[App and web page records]
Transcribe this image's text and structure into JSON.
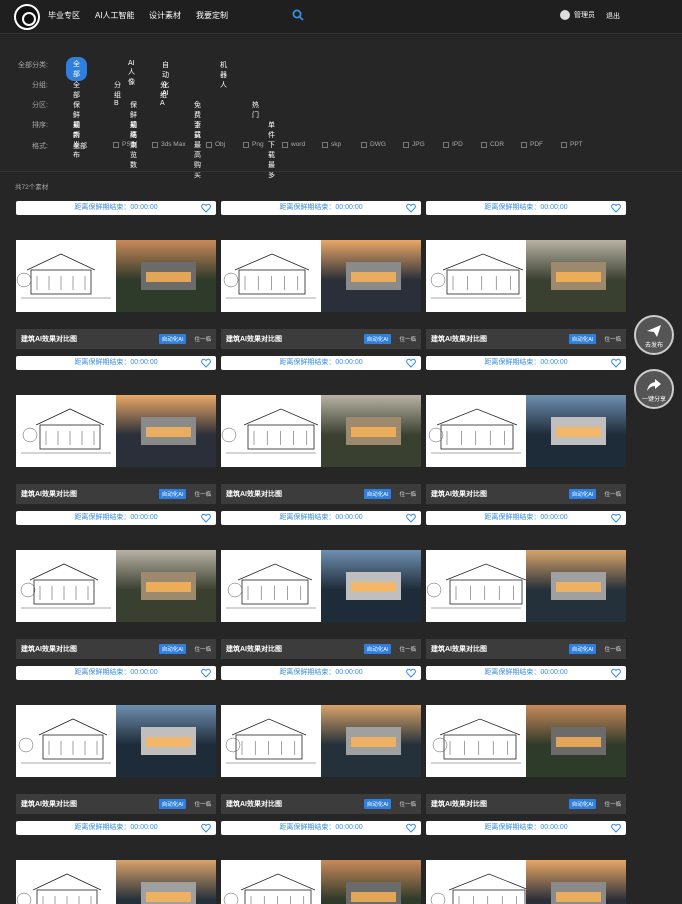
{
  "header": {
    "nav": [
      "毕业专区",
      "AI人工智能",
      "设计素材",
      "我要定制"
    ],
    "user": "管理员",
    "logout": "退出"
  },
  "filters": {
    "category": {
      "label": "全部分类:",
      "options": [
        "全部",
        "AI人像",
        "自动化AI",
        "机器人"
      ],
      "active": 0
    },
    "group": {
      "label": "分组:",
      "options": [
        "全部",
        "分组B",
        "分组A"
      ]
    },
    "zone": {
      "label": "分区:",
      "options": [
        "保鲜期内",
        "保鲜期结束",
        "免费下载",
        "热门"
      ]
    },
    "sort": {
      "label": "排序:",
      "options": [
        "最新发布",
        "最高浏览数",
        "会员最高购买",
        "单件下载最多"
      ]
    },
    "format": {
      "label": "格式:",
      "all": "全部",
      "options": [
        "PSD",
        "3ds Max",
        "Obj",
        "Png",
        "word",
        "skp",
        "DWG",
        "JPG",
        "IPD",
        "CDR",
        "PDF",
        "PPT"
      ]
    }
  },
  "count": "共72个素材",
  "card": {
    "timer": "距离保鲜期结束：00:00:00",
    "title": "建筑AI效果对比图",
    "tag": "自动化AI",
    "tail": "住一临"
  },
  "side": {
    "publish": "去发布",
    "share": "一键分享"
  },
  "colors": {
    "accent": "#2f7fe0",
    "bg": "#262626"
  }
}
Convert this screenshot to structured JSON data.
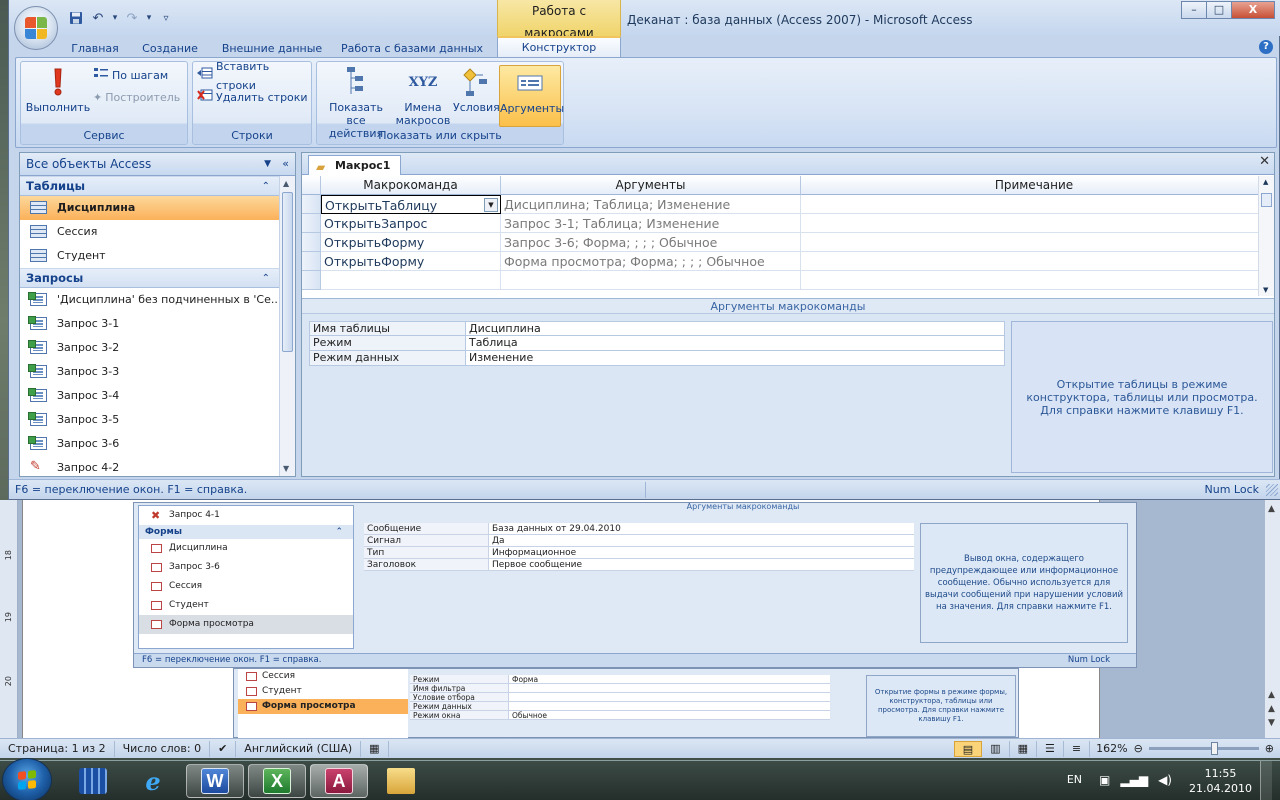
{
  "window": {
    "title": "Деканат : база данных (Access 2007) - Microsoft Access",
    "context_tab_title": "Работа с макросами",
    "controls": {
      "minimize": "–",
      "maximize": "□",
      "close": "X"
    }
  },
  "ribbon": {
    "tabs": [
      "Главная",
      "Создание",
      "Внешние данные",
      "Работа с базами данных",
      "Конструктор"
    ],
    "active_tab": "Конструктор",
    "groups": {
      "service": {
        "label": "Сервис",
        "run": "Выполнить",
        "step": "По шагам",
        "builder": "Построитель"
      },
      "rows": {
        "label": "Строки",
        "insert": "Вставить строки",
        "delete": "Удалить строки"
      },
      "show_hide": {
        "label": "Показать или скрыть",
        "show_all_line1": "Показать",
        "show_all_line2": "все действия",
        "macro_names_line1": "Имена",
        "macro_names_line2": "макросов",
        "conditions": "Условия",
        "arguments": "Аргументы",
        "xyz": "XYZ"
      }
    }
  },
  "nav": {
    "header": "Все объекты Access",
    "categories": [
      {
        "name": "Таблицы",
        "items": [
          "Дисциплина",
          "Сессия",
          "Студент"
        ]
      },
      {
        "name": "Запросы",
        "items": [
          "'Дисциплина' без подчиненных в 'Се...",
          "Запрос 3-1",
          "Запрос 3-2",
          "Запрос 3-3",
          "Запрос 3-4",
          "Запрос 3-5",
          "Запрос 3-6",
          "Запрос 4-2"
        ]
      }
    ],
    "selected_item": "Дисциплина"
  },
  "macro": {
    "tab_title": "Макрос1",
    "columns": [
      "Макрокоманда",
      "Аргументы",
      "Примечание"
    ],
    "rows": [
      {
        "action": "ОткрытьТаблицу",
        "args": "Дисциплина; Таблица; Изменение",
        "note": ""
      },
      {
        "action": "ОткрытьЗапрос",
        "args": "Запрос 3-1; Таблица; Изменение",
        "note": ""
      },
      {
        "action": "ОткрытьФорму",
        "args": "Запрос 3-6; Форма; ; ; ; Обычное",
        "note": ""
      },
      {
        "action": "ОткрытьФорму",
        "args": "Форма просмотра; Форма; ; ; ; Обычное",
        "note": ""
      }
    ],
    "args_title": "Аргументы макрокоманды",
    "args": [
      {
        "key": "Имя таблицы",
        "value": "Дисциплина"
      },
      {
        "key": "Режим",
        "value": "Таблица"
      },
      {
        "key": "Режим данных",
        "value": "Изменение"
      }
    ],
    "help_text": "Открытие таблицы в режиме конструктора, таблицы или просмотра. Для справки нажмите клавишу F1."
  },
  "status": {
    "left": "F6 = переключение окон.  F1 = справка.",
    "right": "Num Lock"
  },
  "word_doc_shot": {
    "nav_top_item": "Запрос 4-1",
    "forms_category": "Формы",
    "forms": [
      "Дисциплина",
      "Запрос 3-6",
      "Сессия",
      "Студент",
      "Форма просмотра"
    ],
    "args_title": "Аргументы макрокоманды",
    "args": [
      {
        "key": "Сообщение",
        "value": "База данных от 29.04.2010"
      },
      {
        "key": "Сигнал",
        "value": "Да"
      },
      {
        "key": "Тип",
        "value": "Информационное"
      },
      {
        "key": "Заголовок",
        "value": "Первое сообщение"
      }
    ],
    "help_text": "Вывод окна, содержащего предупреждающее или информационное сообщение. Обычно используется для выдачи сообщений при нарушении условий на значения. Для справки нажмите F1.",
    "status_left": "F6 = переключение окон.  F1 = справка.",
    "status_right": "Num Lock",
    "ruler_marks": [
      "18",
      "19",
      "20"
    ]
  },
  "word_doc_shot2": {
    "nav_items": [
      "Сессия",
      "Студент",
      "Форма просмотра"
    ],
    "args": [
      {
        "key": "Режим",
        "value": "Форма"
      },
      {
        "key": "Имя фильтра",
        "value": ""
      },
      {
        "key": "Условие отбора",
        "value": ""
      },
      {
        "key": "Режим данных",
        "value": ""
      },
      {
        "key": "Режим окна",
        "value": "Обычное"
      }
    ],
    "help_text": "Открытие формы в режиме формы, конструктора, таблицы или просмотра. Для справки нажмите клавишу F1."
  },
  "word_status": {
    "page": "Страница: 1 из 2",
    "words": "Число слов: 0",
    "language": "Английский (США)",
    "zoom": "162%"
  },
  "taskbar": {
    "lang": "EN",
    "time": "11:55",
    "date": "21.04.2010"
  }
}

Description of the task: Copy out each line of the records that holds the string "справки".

Answer to this exercise:
    "help_text": "Открытие таблицы в режиме конструктора, таблицы или просмотра. Для справки нажмите клавишу F1."
    "help_text": "Вывод окна, содержащего предупреждающее или информационное сообщение. Обычно используется для выдачи сообщений при нарушении условий на значения. Для справки нажмите F1.",
    "help_text": "Открытие формы в режиме формы, конструктора, таблицы или просмотра. Для справки нажмите клавишу F1."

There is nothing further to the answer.